→ TASK DETAILS
If a line in the records contains the string "subtitle", show that line.

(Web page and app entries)
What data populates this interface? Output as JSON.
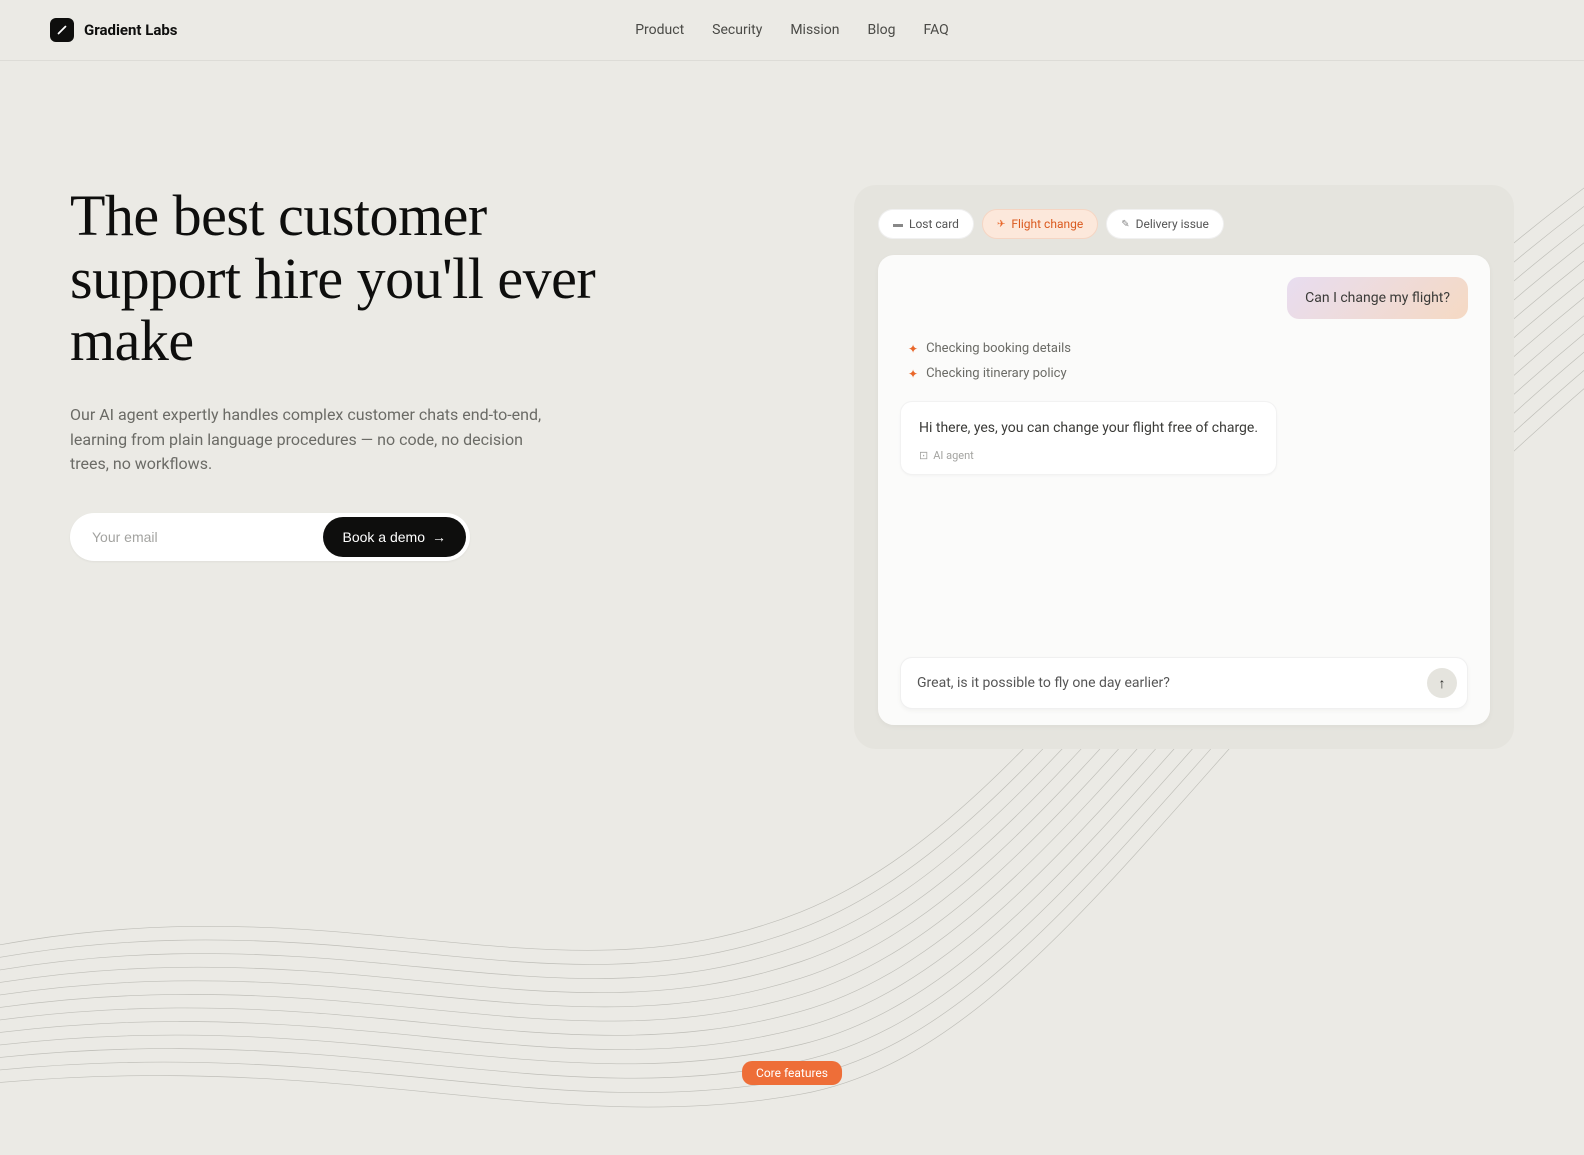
{
  "brand": "Gradient Labs",
  "nav": {
    "items": [
      "Product",
      "Security",
      "Mission",
      "Blog",
      "FAQ"
    ]
  },
  "hero": {
    "title": "The best customer support hire you'll ever make",
    "subtitle": "Our AI agent expertly handles complex customer chats end-to-end, learning from plain language procedures — no code, no decision trees, no workflows.",
    "email_placeholder": "Your email",
    "book_demo": "Book a demo"
  },
  "chat": {
    "tabs": [
      {
        "label": "Lost card",
        "icon": "💳",
        "active": false
      },
      {
        "label": "Flight change",
        "icon": "✈",
        "active": true
      },
      {
        "label": "Delivery issue",
        "icon": "🔧",
        "active": false
      }
    ],
    "user_msg": "Can I change my flight?",
    "status1": "Checking booking details",
    "status2": "Checking itinerary policy",
    "agent_msg": "Hi there, yes, you can change your flight free of charge.",
    "agent_label": "AI agent",
    "input_text": "Great, is it possible to fly one day earlier?"
  },
  "badge": "Core features"
}
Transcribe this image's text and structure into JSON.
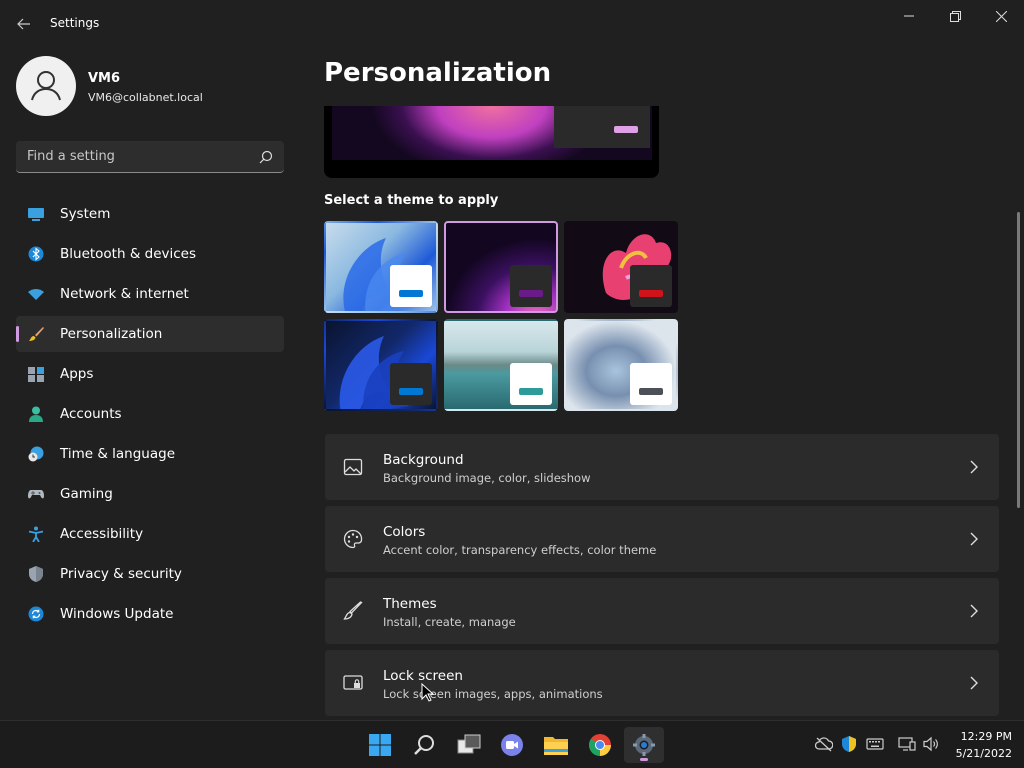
{
  "window": {
    "app_title": "Settings",
    "back_icon": "back-arrow-icon",
    "controls": [
      "minimize-icon",
      "restore-icon",
      "close-icon"
    ]
  },
  "profile": {
    "name": "VM6",
    "email": "VM6@collabnet.local"
  },
  "search": {
    "placeholder": "Find a setting"
  },
  "sidebar": {
    "items": [
      {
        "label": "System",
        "icon": "system-icon",
        "active": false
      },
      {
        "label": "Bluetooth & devices",
        "icon": "bluetooth-icon",
        "active": false
      },
      {
        "label": "Network & internet",
        "icon": "wifi-icon",
        "active": false
      },
      {
        "label": "Personalization",
        "icon": "brush-icon",
        "active": true
      },
      {
        "label": "Apps",
        "icon": "apps-icon",
        "active": false
      },
      {
        "label": "Accounts",
        "icon": "accounts-icon",
        "active": false
      },
      {
        "label": "Time & language",
        "icon": "time-language-icon",
        "active": false
      },
      {
        "label": "Gaming",
        "icon": "gamepad-icon",
        "active": false
      },
      {
        "label": "Accessibility",
        "icon": "accessibility-icon",
        "active": false
      },
      {
        "label": "Privacy & security",
        "icon": "shield-icon",
        "active": false
      },
      {
        "label": "Windows Update",
        "icon": "update-icon",
        "active": false
      }
    ]
  },
  "main": {
    "title": "Personalization",
    "themes_heading": "Select a theme to apply",
    "themes": [
      {
        "name": "windows-light",
        "accent": "#0078d4",
        "selected": false
      },
      {
        "name": "glow",
        "accent": "#6b1a8a",
        "selected": true
      },
      {
        "name": "captured-motion",
        "accent": "#d0121b",
        "selected": false
      },
      {
        "name": "windows-dark",
        "accent": "#0078d4",
        "selected": false
      },
      {
        "name": "sunrise",
        "accent": "#2e9a9a",
        "selected": false
      },
      {
        "name": "flow",
        "accent": "#4c5058",
        "selected": false
      }
    ],
    "cards": [
      {
        "title": "Background",
        "subtitle": "Background image, color, slideshow",
        "icon": "image-icon"
      },
      {
        "title": "Colors",
        "subtitle": "Accent color, transparency effects, color theme",
        "icon": "palette-icon"
      },
      {
        "title": "Themes",
        "subtitle": "Install, create, manage",
        "icon": "brush-icon"
      },
      {
        "title": "Lock screen",
        "subtitle": "Lock screen images, apps, animations",
        "icon": "lock-screen-icon"
      }
    ]
  },
  "taskbar": {
    "apps": [
      "start-icon",
      "search-icon",
      "task-view-icon",
      "teams-chat-icon",
      "file-explorer-icon",
      "chrome-icon",
      "settings-icon"
    ],
    "active_app": "settings-icon",
    "tray": [
      "onedrive-icon",
      "defender-icon",
      "keyboard-icon",
      "display-icon",
      "volume-icon"
    ],
    "time": "12:29 PM",
    "date": "5/21/2022"
  },
  "colors": {
    "accent": "#d09ae0",
    "background": "#202020",
    "card": "#2b2b2b"
  }
}
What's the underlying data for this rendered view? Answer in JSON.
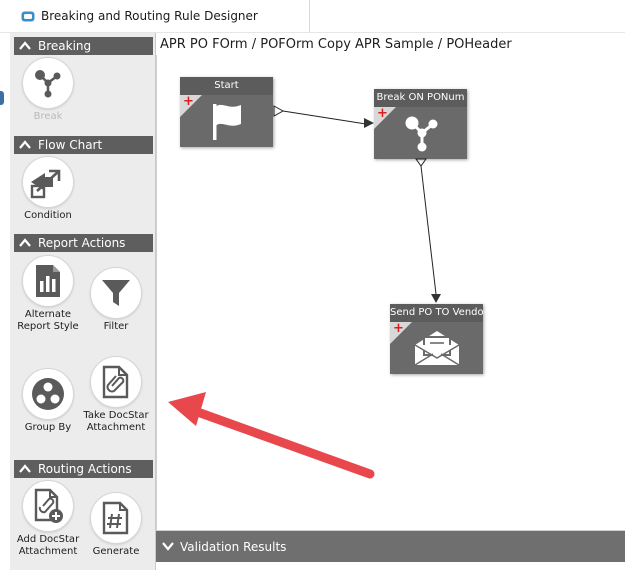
{
  "window": {
    "title": "Breaking and Routing Rule Designer"
  },
  "palette": {
    "sections": {
      "breaking": {
        "header": "Breaking",
        "tools": {
          "break": "Break"
        }
      },
      "flow_chart": {
        "header": "Flow Chart",
        "tools": {
          "condition": "Condition"
        }
      },
      "report_actions": {
        "header": "Report Actions",
        "tools": {
          "alternate_report_style": "Alternate Report Style",
          "filter": "Filter",
          "group_by": "Group By",
          "take_docstar_attachment": "Take DocStar Attachment"
        }
      },
      "routing_actions": {
        "header": "Routing Actions",
        "tools": {
          "add_docstar_attachment": "Add DocStar Attachment",
          "generate": "Generate"
        }
      }
    }
  },
  "canvas": {
    "breadcrumb": "APR PO FOrm / POFOrm Copy APR Sample / POHeader",
    "nodes": {
      "start": {
        "title": "Start",
        "icon": "flag-icon"
      },
      "break": {
        "title": "Break ON PONum",
        "icon": "break-icon"
      },
      "send": {
        "title": "Send PO TO Vendo",
        "icon": "envelope-icon"
      }
    }
  },
  "validation": {
    "label": "Validation Results"
  },
  "annotation": {
    "arrow_color": "#e8474c"
  },
  "colors": {
    "accent": "#3a8fc8",
    "node_bg": "#6a6a6a",
    "header_bg": "#5e5e5e",
    "plus_red": "#e01b1b"
  }
}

→ FINISHED EXERCISE
    "subtitle": "Our AI agent expertly handles complex customer chats end-to-end, learning from plain language procedures — no code, no decision trees, no workflows.",
        "subtitle": "Background image, color, slideshow",
        "subtitle": "Accent color, transparency effects, color theme",
        "subtitle": "Install, create, manage",
        "subtitle": "Lock screen images, apps, animations",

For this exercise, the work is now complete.